Chris Overall, Ph.D.

I’m an Assistant Professor of Research in the Center for Brain Immunology and Glia (BIG) at the University of Virginia. I was originally trained as a physicist, spent six years working as a software and database developer, and then obtained my PhD in Bioinformatics and Computational Biology. After completing a postdoc in computational biology, I moved to the BIG center, where I now use a systems biology approach to study the complex interplay between the nervous and immune systems in neurological disorders. Central to this is generating, analyzing, and integrating different types of systems-level data, such as gene expression (microarray and RNA-seq), protein-DNA binding (ChIP-seq), and genomic variation (whole genome sequencing). A major research focus of mine is using single cell sequencing to identify cellular sub-populations in a mixed (heterogeneous) sample and to characterize their differences and interactions. However, this is challenging because the molecular profile of a cell can vary substantially in different microenvironments, tissues, and disease states, making it difficult to develop a unique biological signature for a particular cell type.

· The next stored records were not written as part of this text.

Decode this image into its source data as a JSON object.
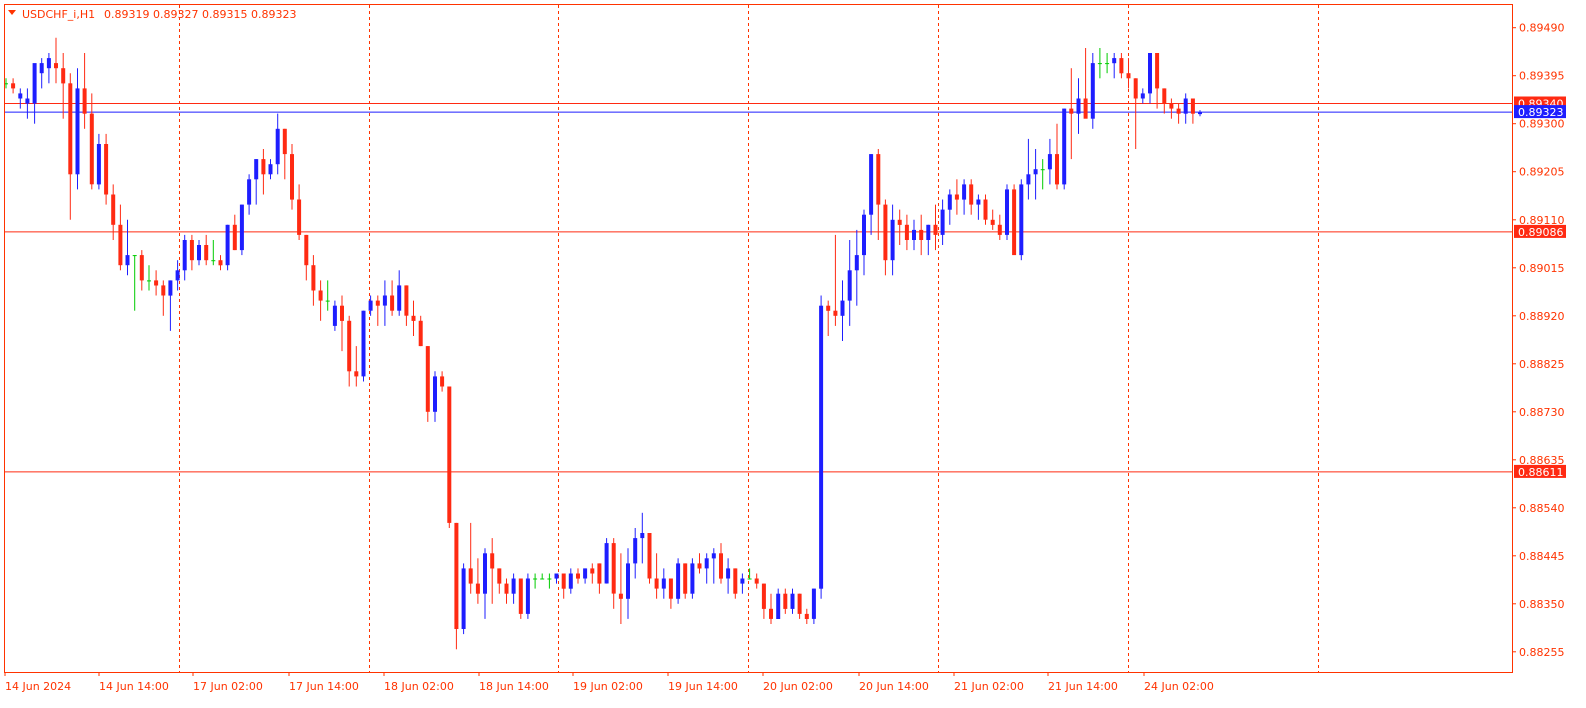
{
  "header": {
    "symbol": "USDCHF_i,H1",
    "ohlc": "0.89319 0.89327 0.89315 0.89323"
  },
  "colors": {
    "bull": "#1e1eff",
    "bear": "#ff2a12",
    "doji": "#00cc00",
    "grid": "#ff3300",
    "text": "#ff3300",
    "level": "#ff2a12",
    "bid_line": "#1e1eff",
    "frame": "#ff3300"
  },
  "chart_data": {
    "type": "candlestick",
    "symbol": "USDCHF_i",
    "timeframe": "H1",
    "ylim": [
      0.88215,
      0.89535
    ],
    "y_ticks": [
      "0.89490",
      "0.89395",
      "0.89300",
      "0.89205",
      "0.89110",
      "0.89015",
      "0.88920",
      "0.88825",
      "0.88730",
      "0.88635",
      "0.88540",
      "0.88445",
      "0.88350",
      "0.88255"
    ],
    "x_labels": [
      "14 Jun 2024",
      "14 Jun 14:00",
      "17 Jun 02:00",
      "17 Jun 14:00",
      "18 Jun 02:00",
      "18 Jun 14:00",
      "19 Jun 02:00",
      "19 Jun 14:00",
      "20 Jun 02:00",
      "20 Jun 14:00",
      "21 Jun 02:00",
      "21 Jun 14:00",
      "24 Jun 02:00"
    ],
    "grid": "vertical dotted",
    "price_levels": [
      {
        "label": "0.89340",
        "value": 0.8934,
        "role": "horizontal line"
      },
      {
        "label": "0.89323",
        "value": 0.89323,
        "role": "bid line"
      },
      {
        "label": "0.89086",
        "value": 0.89086,
        "role": "horizontal line"
      },
      {
        "label": "0.88611",
        "value": 0.88611,
        "role": "horizontal line"
      }
    ],
    "candles": [
      [
        0.8938,
        0.8939,
        0.8937,
        0.8938
      ],
      [
        0.8938,
        0.8939,
        0.8936,
        0.8937
      ],
      [
        0.8935,
        0.8937,
        0.8933,
        0.8936
      ],
      [
        0.8934,
        0.8937,
        0.8931,
        0.8935
      ],
      [
        0.8934,
        0.8939,
        0.893,
        0.8942
      ],
      [
        0.894,
        0.8943,
        0.8937,
        0.8942
      ],
      [
        0.8941,
        0.8944,
        0.8938,
        0.8943
      ],
      [
        0.8942,
        0.8947,
        0.8938,
        0.8941
      ],
      [
        0.8941,
        0.8944,
        0.8931,
        0.8938
      ],
      [
        0.8938,
        0.894,
        0.8911,
        0.892
      ],
      [
        0.892,
        0.8941,
        0.8917,
        0.8937
      ],
      [
        0.8937,
        0.8944,
        0.8929,
        0.8932
      ],
      [
        0.8932,
        0.8936,
        0.8917,
        0.8918
      ],
      [
        0.8918,
        0.8928,
        0.8917,
        0.8926
      ],
      [
        0.8926,
        0.8928,
        0.8914,
        0.8916
      ],
      [
        0.8916,
        0.8918,
        0.8907,
        0.891
      ],
      [
        0.891,
        0.8914,
        0.8901,
        0.8902
      ],
      [
        0.8902,
        0.8911,
        0.89,
        0.8904
      ],
      [
        0.8904,
        0.8904,
        0.8893,
        0.8904
      ],
      [
        0.8904,
        0.8905,
        0.8897,
        0.8899
      ],
      [
        0.8899,
        0.8902,
        0.8897,
        0.8899
      ],
      [
        0.8899,
        0.8901,
        0.8896,
        0.8898
      ],
      [
        0.8898,
        0.8899,
        0.8892,
        0.8896
      ],
      [
        0.8896,
        0.8899,
        0.8889,
        0.8899
      ],
      [
        0.8899,
        0.8903,
        0.8897,
        0.8901
      ],
      [
        0.8901,
        0.8908,
        0.8899,
        0.8907
      ],
      [
        0.8907,
        0.8908,
        0.8901,
        0.8903
      ],
      [
        0.8903,
        0.8907,
        0.8902,
        0.8906
      ],
      [
        0.8906,
        0.8908,
        0.8902,
        0.8903
      ],
      [
        0.8903,
        0.8907,
        0.8902,
        0.8903
      ],
      [
        0.8903,
        0.8904,
        0.8901,
        0.8902
      ],
      [
        0.8902,
        0.891,
        0.8901,
        0.891
      ],
      [
        0.891,
        0.8912,
        0.8905,
        0.8905
      ],
      [
        0.8905,
        0.8914,
        0.8904,
        0.8914
      ],
      [
        0.8914,
        0.892,
        0.8912,
        0.8919
      ],
      [
        0.8919,
        0.8923,
        0.8914,
        0.8923
      ],
      [
        0.8923,
        0.8925,
        0.8916,
        0.892
      ],
      [
        0.892,
        0.8923,
        0.8919,
        0.8922
      ],
      [
        0.8922,
        0.8932,
        0.892,
        0.8929
      ],
      [
        0.8929,
        0.8929,
        0.8919,
        0.8924
      ],
      [
        0.8924,
        0.8926,
        0.8913,
        0.8915
      ],
      [
        0.8915,
        0.8918,
        0.8907,
        0.8908
      ],
      [
        0.8908,
        0.8908,
        0.8899,
        0.8902
      ],
      [
        0.8902,
        0.8904,
        0.8894,
        0.8897
      ],
      [
        0.8897,
        0.8899,
        0.8891,
        0.8895
      ],
      [
        0.8895,
        0.8899,
        0.8893,
        0.8895
      ],
      [
        0.889,
        0.8895,
        0.8889,
        0.8894
      ],
      [
        0.8894,
        0.8896,
        0.8885,
        0.8891
      ],
      [
        0.8891,
        0.8892,
        0.8878,
        0.8881
      ],
      [
        0.8881,
        0.8886,
        0.8878,
        0.888
      ],
      [
        0.888,
        0.8893,
        0.8879,
        0.8893
      ],
      [
        0.8893,
        0.8896,
        0.8892,
        0.8895
      ],
      [
        0.8895,
        0.8896,
        0.889,
        0.8894
      ],
      [
        0.8894,
        0.8899,
        0.889,
        0.8896
      ],
      [
        0.8896,
        0.8899,
        0.8892,
        0.8893
      ],
      [
        0.8893,
        0.8901,
        0.8892,
        0.8898
      ],
      [
        0.8898,
        0.8898,
        0.889,
        0.8892
      ],
      [
        0.8892,
        0.8895,
        0.8888,
        0.8891
      ],
      [
        0.8891,
        0.8892,
        0.8886,
        0.8886
      ],
      [
        0.8886,
        0.8886,
        0.8871,
        0.8873
      ],
      [
        0.8873,
        0.8881,
        0.8871,
        0.888
      ],
      [
        0.888,
        0.8881,
        0.8877,
        0.8878
      ],
      [
        0.8878,
        0.8878,
        0.885,
        0.8851
      ],
      [
        0.8851,
        0.8851,
        0.8826,
        0.883
      ],
      [
        0.883,
        0.8843,
        0.8829,
        0.8842
      ],
      [
        0.8842,
        0.8851,
        0.8837,
        0.8839
      ],
      [
        0.8839,
        0.8844,
        0.8835,
        0.8837
      ],
      [
        0.8837,
        0.8846,
        0.8832,
        0.8845
      ],
      [
        0.8845,
        0.8848,
        0.8835,
        0.8842
      ],
      [
        0.8842,
        0.8842,
        0.8837,
        0.8839
      ],
      [
        0.8839,
        0.884,
        0.8835,
        0.8837
      ],
      [
        0.8837,
        0.8841,
        0.8835,
        0.884
      ],
      [
        0.884,
        0.884,
        0.8832,
        0.8833
      ],
      [
        0.8833,
        0.8841,
        0.8832,
        0.884
      ],
      [
        0.884,
        0.8841,
        0.8838,
        0.884
      ],
      [
        0.884,
        0.8841,
        0.884,
        0.884
      ],
      [
        0.884,
        0.8841,
        0.8838,
        0.884
      ],
      [
        0.884,
        0.8841,
        0.8839,
        0.8841
      ],
      [
        0.8841,
        0.8841,
        0.8836,
        0.8838
      ],
      [
        0.8838,
        0.8842,
        0.8837,
        0.8841
      ],
      [
        0.8841,
        0.8842,
        0.8839,
        0.884
      ],
      [
        0.884,
        0.8842,
        0.8839,
        0.8842
      ],
      [
        0.8842,
        0.8843,
        0.8839,
        0.8841
      ],
      [
        0.8843,
        0.8843,
        0.8837,
        0.8839
      ],
      [
        0.8839,
        0.8848,
        0.8839,
        0.8847
      ],
      [
        0.8847,
        0.8848,
        0.8834,
        0.8837
      ],
      [
        0.8837,
        0.8845,
        0.8831,
        0.8836
      ],
      [
        0.8836,
        0.8846,
        0.8832,
        0.8843
      ],
      [
        0.8843,
        0.885,
        0.884,
        0.8848
      ],
      [
        0.8848,
        0.8853,
        0.8843,
        0.8849
      ],
      [
        0.8849,
        0.8849,
        0.8839,
        0.884
      ],
      [
        0.884,
        0.8845,
        0.8836,
        0.8838
      ],
      [
        0.8838,
        0.8842,
        0.8836,
        0.884
      ],
      [
        0.884,
        0.884,
        0.8834,
        0.8836
      ],
      [
        0.8836,
        0.8844,
        0.8835,
        0.8843
      ],
      [
        0.8843,
        0.8843,
        0.8836,
        0.8837
      ],
      [
        0.8837,
        0.8844,
        0.8836,
        0.8843
      ],
      [
        0.8843,
        0.8845,
        0.8841,
        0.8842
      ],
      [
        0.8842,
        0.8845,
        0.8839,
        0.8844
      ],
      [
        0.8844,
        0.8846,
        0.8839,
        0.8845
      ],
      [
        0.8845,
        0.8847,
        0.8839,
        0.884
      ],
      [
        0.884,
        0.8844,
        0.8837,
        0.8842
      ],
      [
        0.8842,
        0.8842,
        0.8836,
        0.8837
      ],
      [
        0.8839,
        0.8841,
        0.8837,
        0.884
      ],
      [
        0.884,
        0.8842,
        0.884,
        0.884
      ],
      [
        0.884,
        0.8841,
        0.8838,
        0.8839
      ],
      [
        0.8839,
        0.8839,
        0.8832,
        0.8834
      ],
      [
        0.8834,
        0.8837,
        0.8831,
        0.8832
      ],
      [
        0.8832,
        0.8838,
        0.8832,
        0.8837
      ],
      [
        0.8837,
        0.8838,
        0.8833,
        0.8834
      ],
      [
        0.8834,
        0.8838,
        0.8833,
        0.8837
      ],
      [
        0.8837,
        0.8837,
        0.8832,
        0.8833
      ],
      [
        0.8833,
        0.8834,
        0.8831,
        0.8832
      ],
      [
        0.8832,
        0.8838,
        0.8831,
        0.8838
      ],
      [
        0.8838,
        0.8896,
        0.8836,
        0.8894
      ],
      [
        0.8894,
        0.8895,
        0.8888,
        0.8893
      ],
      [
        0.8893,
        0.8908,
        0.889,
        0.8892
      ],
      [
        0.8892,
        0.8899,
        0.8887,
        0.8895
      ],
      [
        0.8895,
        0.8907,
        0.889,
        0.8901
      ],
      [
        0.8901,
        0.8909,
        0.8894,
        0.8904
      ],
      [
        0.8904,
        0.8913,
        0.89,
        0.8912
      ],
      [
        0.8912,
        0.8924,
        0.8908,
        0.8924
      ],
      [
        0.8924,
        0.8925,
        0.8907,
        0.8914
      ],
      [
        0.8914,
        0.8915,
        0.89,
        0.8903
      ],
      [
        0.8903,
        0.8914,
        0.89,
        0.8911
      ],
      [
        0.8911,
        0.8913,
        0.8906,
        0.891
      ],
      [
        0.891,
        0.8912,
        0.8905,
        0.8907
      ],
      [
        0.8907,
        0.8911,
        0.8905,
        0.8909
      ],
      [
        0.8909,
        0.8912,
        0.8904,
        0.8907
      ],
      [
        0.8907,
        0.891,
        0.8904,
        0.891
      ],
      [
        0.891,
        0.8914,
        0.8905,
        0.8908
      ],
      [
        0.8908,
        0.8915,
        0.8906,
        0.8913
      ],
      [
        0.8913,
        0.8917,
        0.891,
        0.8916
      ],
      [
        0.8916,
        0.8919,
        0.8912,
        0.8915
      ],
      [
        0.8915,
        0.8919,
        0.8912,
        0.8918
      ],
      [
        0.8918,
        0.8919,
        0.8912,
        0.8914
      ],
      [
        0.8914,
        0.8916,
        0.8911,
        0.8915
      ],
      [
        0.8915,
        0.8916,
        0.891,
        0.8911
      ],
      [
        0.8911,
        0.8913,
        0.8909,
        0.891
      ],
      [
        0.891,
        0.8912,
        0.8907,
        0.8908
      ],
      [
        0.8908,
        0.8918,
        0.8907,
        0.8917
      ],
      [
        0.8917,
        0.8918,
        0.8905,
        0.8904
      ],
      [
        0.8904,
        0.8919,
        0.8903,
        0.8918
      ],
      [
        0.8918,
        0.8927,
        0.8915,
        0.892
      ],
      [
        0.892,
        0.8925,
        0.8915,
        0.8921
      ],
      [
        0.8921,
        0.8923,
        0.8917,
        0.8921
      ],
      [
        0.8921,
        0.8927,
        0.8918,
        0.8924
      ],
      [
        0.8924,
        0.893,
        0.8917,
        0.8918
      ],
      [
        0.8918,
        0.8933,
        0.8917,
        0.8933
      ],
      [
        0.8933,
        0.8941,
        0.8923,
        0.8932
      ],
      [
        0.8932,
        0.8939,
        0.8928,
        0.8935
      ],
      [
        0.8935,
        0.8945,
        0.8932,
        0.8931
      ],
      [
        0.8931,
        0.8944,
        0.8929,
        0.8942
      ],
      [
        0.8942,
        0.8945,
        0.8939,
        0.8942
      ],
      [
        0.8942,
        0.8944,
        0.894,
        0.8942
      ],
      [
        0.8942,
        0.8944,
        0.8939,
        0.8943
      ],
      [
        0.8943,
        0.8944,
        0.8939,
        0.894
      ],
      [
        0.894,
        0.8943,
        0.8937,
        0.8939
      ],
      [
        0.8939,
        0.8939,
        0.8925,
        0.8935
      ],
      [
        0.8935,
        0.8937,
        0.8934,
        0.8936
      ],
      [
        0.8936,
        0.8944,
        0.8934,
        0.8944
      ],
      [
        0.8944,
        0.8944,
        0.8933,
        0.8937
      ],
      [
        0.8937,
        0.8937,
        0.8932,
        0.8934
      ],
      [
        0.8934,
        0.8935,
        0.8931,
        0.8933
      ],
      [
        0.8933,
        0.8934,
        0.893,
        0.8932
      ],
      [
        0.8932,
        0.8936,
        0.893,
        0.8935
      ],
      [
        0.8935,
        0.8935,
        0.893,
        0.8932
      ],
      [
        0.89319,
        0.89327,
        0.89315,
        0.89323
      ]
    ]
  }
}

To address this, we are developing new approaches for creating robust single- and multi-omic signatures of different cell types that will allow us to better discriminate between cell types in a heterogeneous sample.